(Element data from apps and pages)
"""

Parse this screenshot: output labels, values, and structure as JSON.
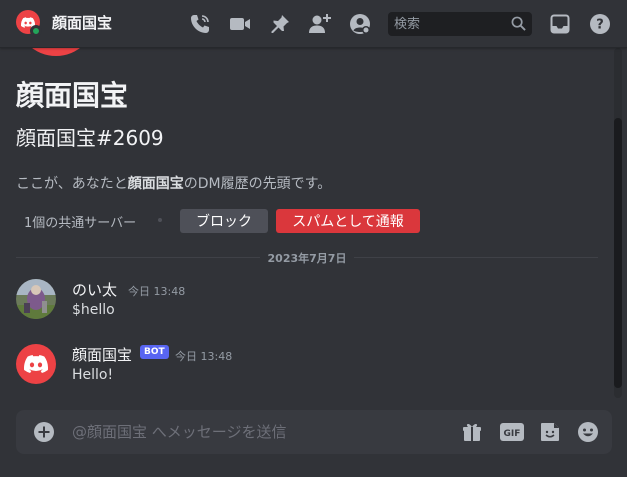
{
  "header": {
    "title": "顔面国宝",
    "icons": [
      "phone-call-icon",
      "video-camera-icon",
      "pin-icon",
      "add-friend-icon",
      "profile-icon",
      "inbox-icon",
      "help-icon"
    ],
    "search": {
      "placeholder": "検索"
    }
  },
  "intro": {
    "display_name": "顔面国宝",
    "username": "顔面国宝#2609",
    "desc_prefix": "ここが、あなたと",
    "desc_name": "顔面国宝",
    "desc_suffix": "のDM履歴の先頭です。",
    "mutual_servers": "1個の共通サーバー",
    "block_label": "ブロック",
    "report_label": "スパムとして通報"
  },
  "divider": {
    "date": "2023年7月7日"
  },
  "messages": [
    {
      "author": "のい太",
      "time": "今日 13:48",
      "text": "$hello",
      "bot": false
    },
    {
      "author": "顔面国宝",
      "badge": "BOT",
      "time": "今日 13:48",
      "text": "Hello!",
      "bot": true
    }
  ],
  "composer": {
    "placeholder": "@顔面国宝 へメッセージを送信",
    "icons": [
      "add-attachment-icon",
      "gift-icon",
      "gif-icon",
      "sticker-icon",
      "emoji-icon"
    ]
  },
  "colors": {
    "background": "#313338",
    "brand_red": "#ed4245",
    "report_red": "#da373c",
    "blurple": "#5865f2",
    "online": "#23a55a"
  }
}
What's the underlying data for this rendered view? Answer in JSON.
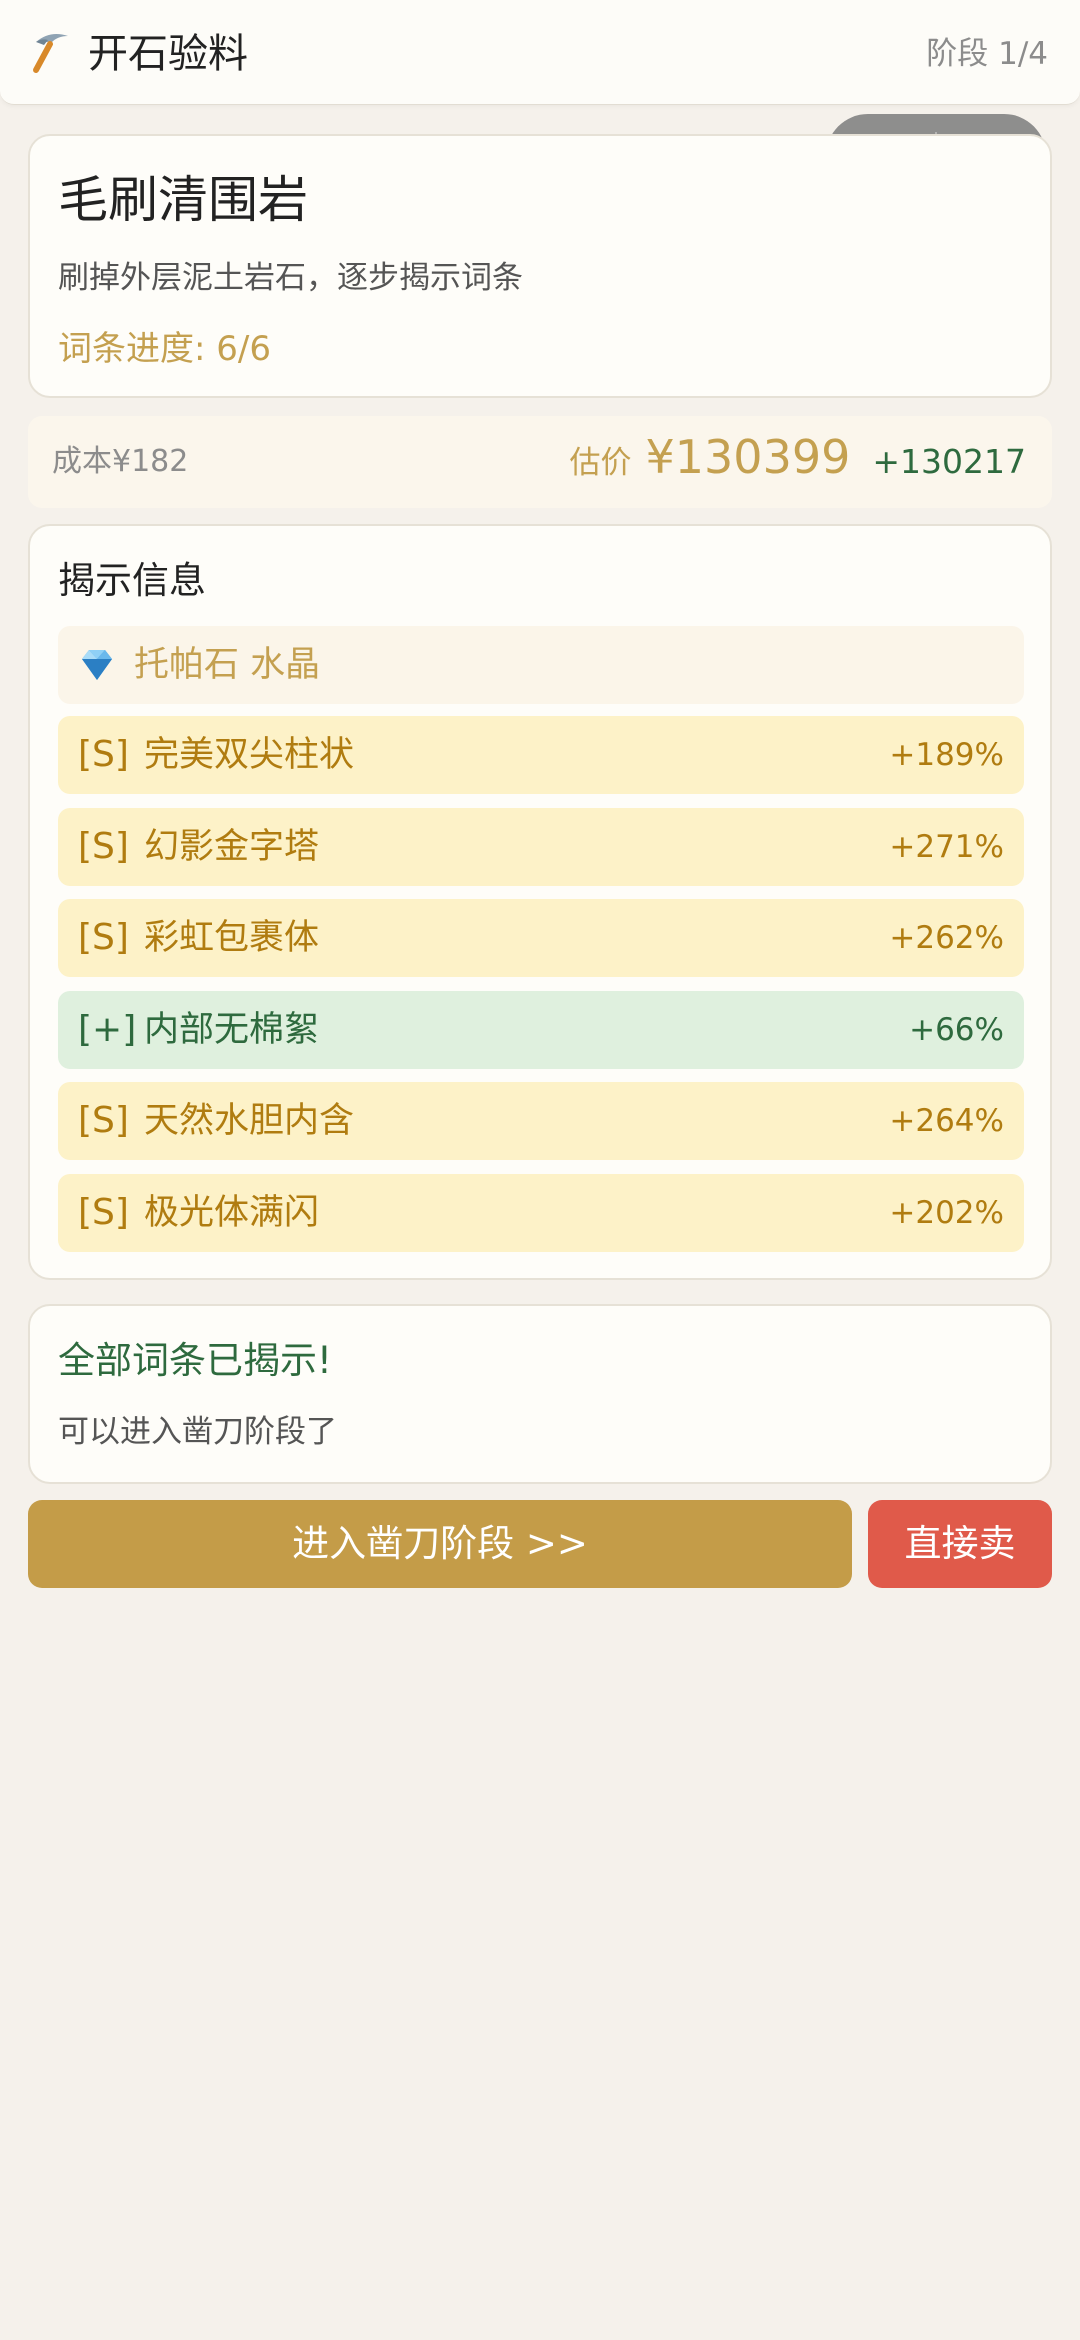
{
  "header": {
    "title": "开石验料",
    "stage": "阶段 1/4",
    "icon": "pickaxe-icon"
  },
  "main_card": {
    "title": "毛刷清围岩",
    "description": "刷掉外层泥土岩石，逐步揭示词条",
    "progress": "词条进度: 6/6"
  },
  "price": {
    "cost": "成本¥182",
    "estimate_label": "估价",
    "estimate_value": "¥130399",
    "profit": "+130217"
  },
  "reveal": {
    "heading": "揭示信息",
    "stone_icon": "gem-icon",
    "stone_name": "托帕石 水晶",
    "traits": [
      {
        "tag": "[S]",
        "name": "完美双尖柱状",
        "pct": "+189%",
        "color": "gold"
      },
      {
        "tag": "[S]",
        "name": "幻影金字塔",
        "pct": "+271%",
        "color": "gold"
      },
      {
        "tag": "[S]",
        "name": "彩虹包裹体",
        "pct": "+262%",
        "color": "gold"
      },
      {
        "tag": "[+]",
        "name": "内部无棉絮",
        "pct": "+66%",
        "color": "green"
      },
      {
        "tag": "[S]",
        "name": "天然水胆内含",
        "pct": "+264%",
        "color": "gold"
      },
      {
        "tag": "[S]",
        "name": "极光体满闪",
        "pct": "+202%",
        "color": "gold"
      }
    ]
  },
  "status": {
    "title": "全部词条已揭示!",
    "subtitle": "可以进入凿刀阶段了"
  },
  "actions": {
    "next_label": "进入凿刀阶段 >>",
    "sell_label": "直接卖"
  },
  "colors": {
    "accent_gold": "#c4a050",
    "button_gold": "#c49c48",
    "button_red": "#e05a4a",
    "positive_green": "#2e6a3e",
    "background": "#f5f1eb"
  }
}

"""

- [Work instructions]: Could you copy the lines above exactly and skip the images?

- [Answer box]:
Parse this screenshot: output labels, values, and structure as JSON.
{
  "header": {
    "title": "顔面国宝",
    "icons": [
      "phone-call-icon",
      "video-camera-icon",
      "pin-icon",
      "add-friend-icon",
      "profile-icon",
      "inbox-icon",
      "help-icon"
    ],
    "search": {
      "placeholder": "検索"
    }
  },
  "intro": {
    "display_name": "顔面国宝",
    "username": "顔面国宝#2609",
    "desc_prefix": "ここが、あなたと",
    "desc_name": "顔面国宝",
    "desc_suffix": "のDM履歴の先頭です。",
    "mutual_servers": "1個の共通サーバー",
    "block_label": "ブロック",
    "report_label": "スパムとして通報"
  },
  "divider": {
    "date": "2023年7月7日"
  },
  "messages": [
    {
      "author": "のい太",
      "time": "今日 13:48",
      "text": "$hello",
      "bot": false
    },
    {
      "author": "顔面国宝",
      "badge": "BOT",
      "time": "今日 13:48",
      "text": "Hello!",
      "bot": true
    }
  ],
  "composer": {
    "placeholder": "@顔面国宝 へメッセージを送信",
    "icons": [
      "add-attachment-icon",
      "gift-icon",
      "gif-icon",
      "sticker-icon",
      "emoji-icon"
    ]
  },
  "colors": {
    "background": "#313338",
    "brand_red": "#ed4245",
    "report_red": "#da373c",
    "blurple": "#5865f2",
    "online": "#23a55a"
  }
}
What's the underlying data for this rendered view? Answer in JSON.
{
  "header": {
    "title": "开石验料",
    "stage": "阶段 1/4",
    "icon": "pickaxe-icon"
  },
  "main_card": {
    "title": "毛刷清围岩",
    "description": "刷掉外层泥土岩石，逐步揭示词条",
    "progress": "词条进度: 6/6"
  },
  "price": {
    "cost": "成本¥182",
    "estimate_label": "估价",
    "estimate_value": "¥130399",
    "profit": "+130217"
  },
  "reveal": {
    "heading": "揭示信息",
    "stone_icon": "gem-icon",
    "stone_name": "托帕石 水晶",
    "traits": [
      {
        "tag": "[S]",
        "name": "完美双尖柱状",
        "pct": "+189%",
        "color": "gold"
      },
      {
        "tag": "[S]",
        "name": "幻影金字塔",
        "pct": "+271%",
        "color": "gold"
      },
      {
        "tag": "[S]",
        "name": "彩虹包裹体",
        "pct": "+262%",
        "color": "gold"
      },
      {
        "tag": "[+]",
        "name": "内部无棉絮",
        "pct": "+66%",
        "color": "green"
      },
      {
        "tag": "[S]",
        "name": "天然水胆内含",
        "pct": "+264%",
        "color": "gold"
      },
      {
        "tag": "[S]",
        "name": "极光体满闪",
        "pct": "+202%",
        "color": "gold"
      }
    ]
  },
  "status": {
    "title": "全部词条已揭示!",
    "subtitle": "可以进入凿刀阶段了"
  },
  "actions": {
    "next_label": "进入凿刀阶段 >>",
    "sell_label": "直接卖"
  },
  "colors": {
    "accent_gold": "#c4a050",
    "button_gold": "#c49c48",
    "button_red": "#e05a4a",
    "positive_green": "#2e6a3e",
    "background": "#f5f1eb"
  }
}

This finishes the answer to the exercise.